Things can get even grimmer if your life depends on your morale and your ability to think quickly. Mountaineers and big-wall climbers fit this category. In sports that rely on the athlete’s ability to endure discomfort, pampering and self-indulgence don’t work. “To be a good mountaineer, you have to tolerate suffering,” says National Outdoor Leadership School (NOLS) instructor and course coordinator Lynne Wolfe, 36, who’s been on four expeditions, including two to the Himalayas to climb Pumori and Baruntse with all-women teams. “We really notice ourselves all getting on the same cycle,” says Wolfe. “How you handle it had to do more with the maturity of the players on your team. Are you regulated by your emotions, or do you recognize them for what they are? It’s more of a hassle. You’ve got these bibs on, and this and that and the other thing. The last thing you want to be doing is dinking around with a tampon.”
Big-wall climber Eve Tallman, 36, best known for her solo climb of Moonlight Buttress in Zion National Park, agrees with both points—about the hassle and about the need to buck up. “When I go up on a wall for a week, it’s a drag if that’s what’s going on,” she says. For the fist five or six years after Tallman started climbing big walls, it seemed that every time she attempted a major route, she got her period. “I’ve climbed long enough and hard enough,” she says. “Sometimes you just have to rise to the occasion. If I know I can just lie around on a Saturday, I will. If you’re in the middle of a climb, you’ve got to keep it together.”
Perhaps the best way to keep it together is to integrate the medical research with your own experience. It’s useful to know theoretically when your body might do its best. However, if, like St. Hilaire, you have evidence to the contrary, trust it. “Keep track of your cycle and symptoms and performance on a monthly basis,” says Lebrun. “You know yourself best.
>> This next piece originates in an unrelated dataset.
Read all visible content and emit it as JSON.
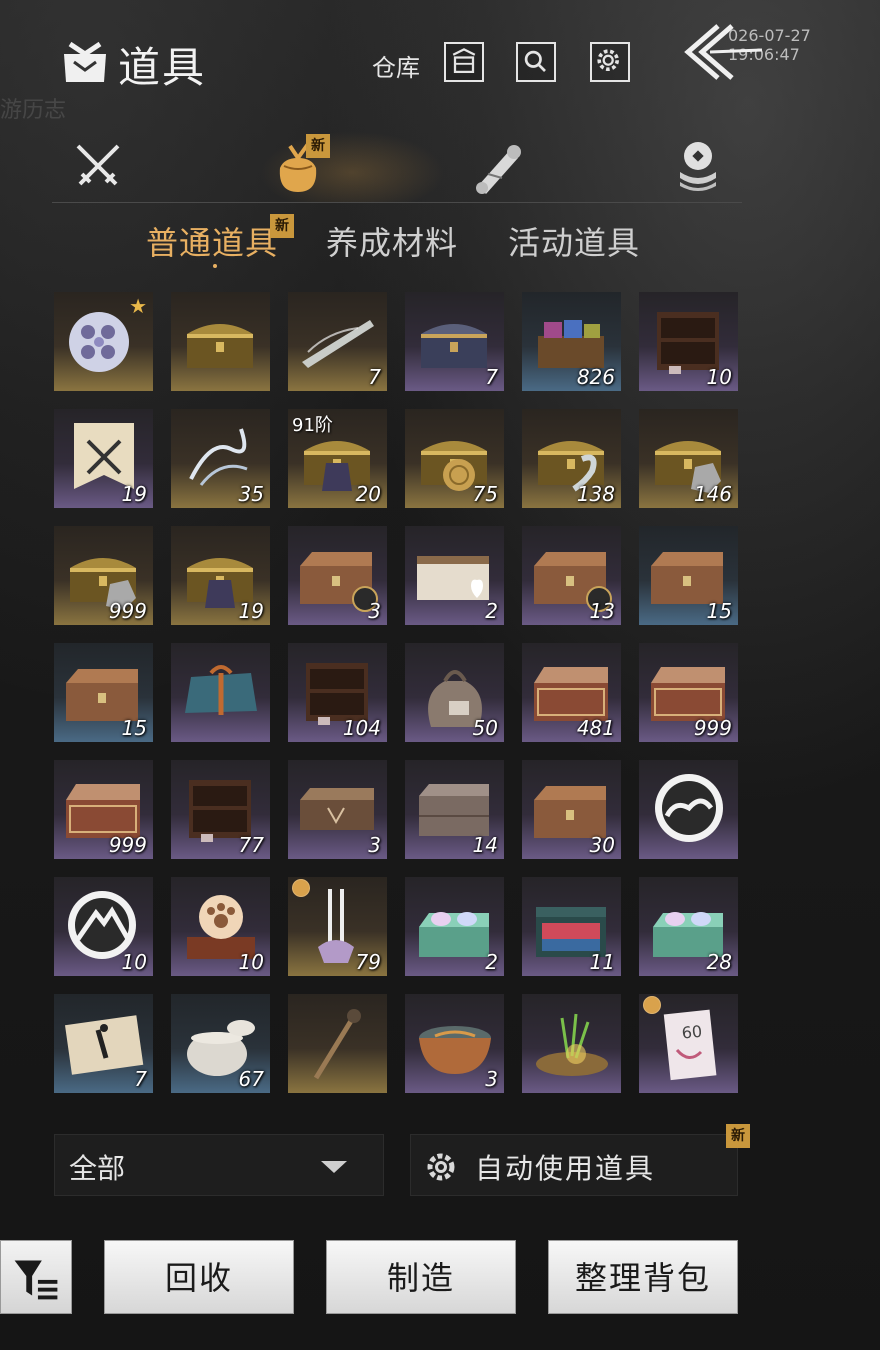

Maybe you’ll find out that, ‘yes, I’m better a couple days after the start of my period.’”
The one direction not to take with the discovery that low estrogen levels improve VO2 max is to deprive your body of estrogen through over exercising, eating inadequately or smoking. Dr. Jerilynn Prior, a professor of endocrinology at the University of British Columbia in Vancouver who, with Lebrun, published the research paper documenting this, is emphatic about this point. “I would caution that we are talking about very, very small changes,” she says. “We’re talking about a study in women who were ovulating. If a person exercises in a healthy manner, eats well and isn’t overstressed, her lower estrogen phase will be in a low enough range. The optimum performance comes from a healthy woman not from a woman who is depriving herself.”
As a professional athlete, Brandi Chastain, 29, a member of the U.S. soccer team, takes this philosophy to heart. “I’ve noticed, especially on the Olympic team, that a group of women in tune with what is happening with their bodies tends to be more prepared,” she says. “We understand how our cycles work, therefore we make the fluctuations in mood and performance less significant by preparing with our diet or sleep or training.”
After all, Chastain points out, rarely does your body lie to you.